• _Exercise aim_
Please return every line of the records that contains the word "name".
---*---
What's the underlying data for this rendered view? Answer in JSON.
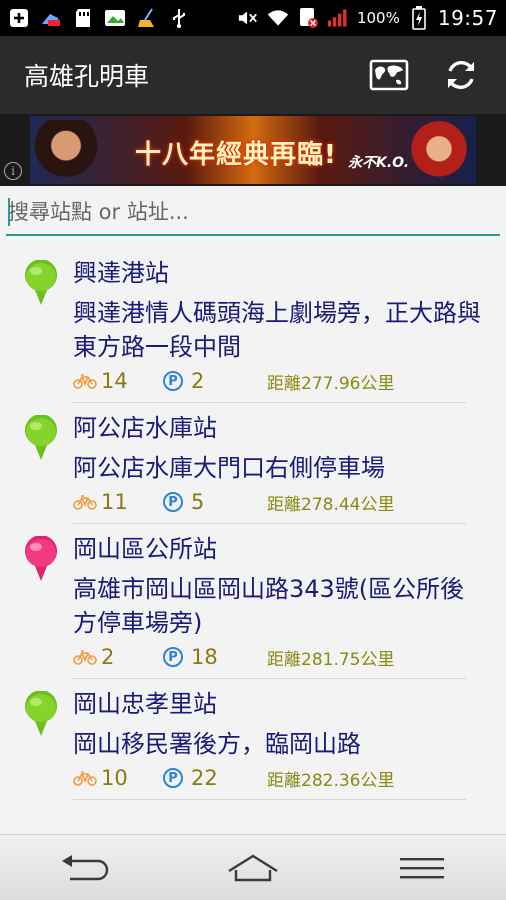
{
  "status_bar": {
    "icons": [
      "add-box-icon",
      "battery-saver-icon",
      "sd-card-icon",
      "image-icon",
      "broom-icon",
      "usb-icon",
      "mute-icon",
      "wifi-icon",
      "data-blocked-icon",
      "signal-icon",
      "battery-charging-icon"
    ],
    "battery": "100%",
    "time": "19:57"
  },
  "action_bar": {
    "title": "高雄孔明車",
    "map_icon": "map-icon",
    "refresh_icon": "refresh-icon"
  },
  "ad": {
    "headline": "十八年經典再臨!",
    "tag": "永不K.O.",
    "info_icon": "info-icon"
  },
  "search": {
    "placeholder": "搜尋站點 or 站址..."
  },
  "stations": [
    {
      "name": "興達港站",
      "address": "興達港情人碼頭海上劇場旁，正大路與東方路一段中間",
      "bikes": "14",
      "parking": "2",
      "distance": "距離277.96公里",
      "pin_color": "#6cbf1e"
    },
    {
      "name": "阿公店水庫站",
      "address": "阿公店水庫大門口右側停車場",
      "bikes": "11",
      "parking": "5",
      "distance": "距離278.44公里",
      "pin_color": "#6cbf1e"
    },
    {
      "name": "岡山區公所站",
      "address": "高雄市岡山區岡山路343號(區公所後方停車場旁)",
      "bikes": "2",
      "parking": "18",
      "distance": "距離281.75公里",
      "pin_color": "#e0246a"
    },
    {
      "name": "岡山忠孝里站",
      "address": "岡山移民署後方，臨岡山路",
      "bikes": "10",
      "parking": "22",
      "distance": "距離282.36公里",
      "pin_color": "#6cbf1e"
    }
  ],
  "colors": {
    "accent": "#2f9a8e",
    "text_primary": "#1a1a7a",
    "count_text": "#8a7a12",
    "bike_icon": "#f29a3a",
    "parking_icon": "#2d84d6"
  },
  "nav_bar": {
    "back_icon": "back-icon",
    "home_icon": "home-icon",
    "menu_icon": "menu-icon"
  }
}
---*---
• _Exercise answer_
      "name": "興達港站",
      "name": "阿公店水庫站",
      "name": "岡山區公所站",
      "name": "岡山忠孝里站",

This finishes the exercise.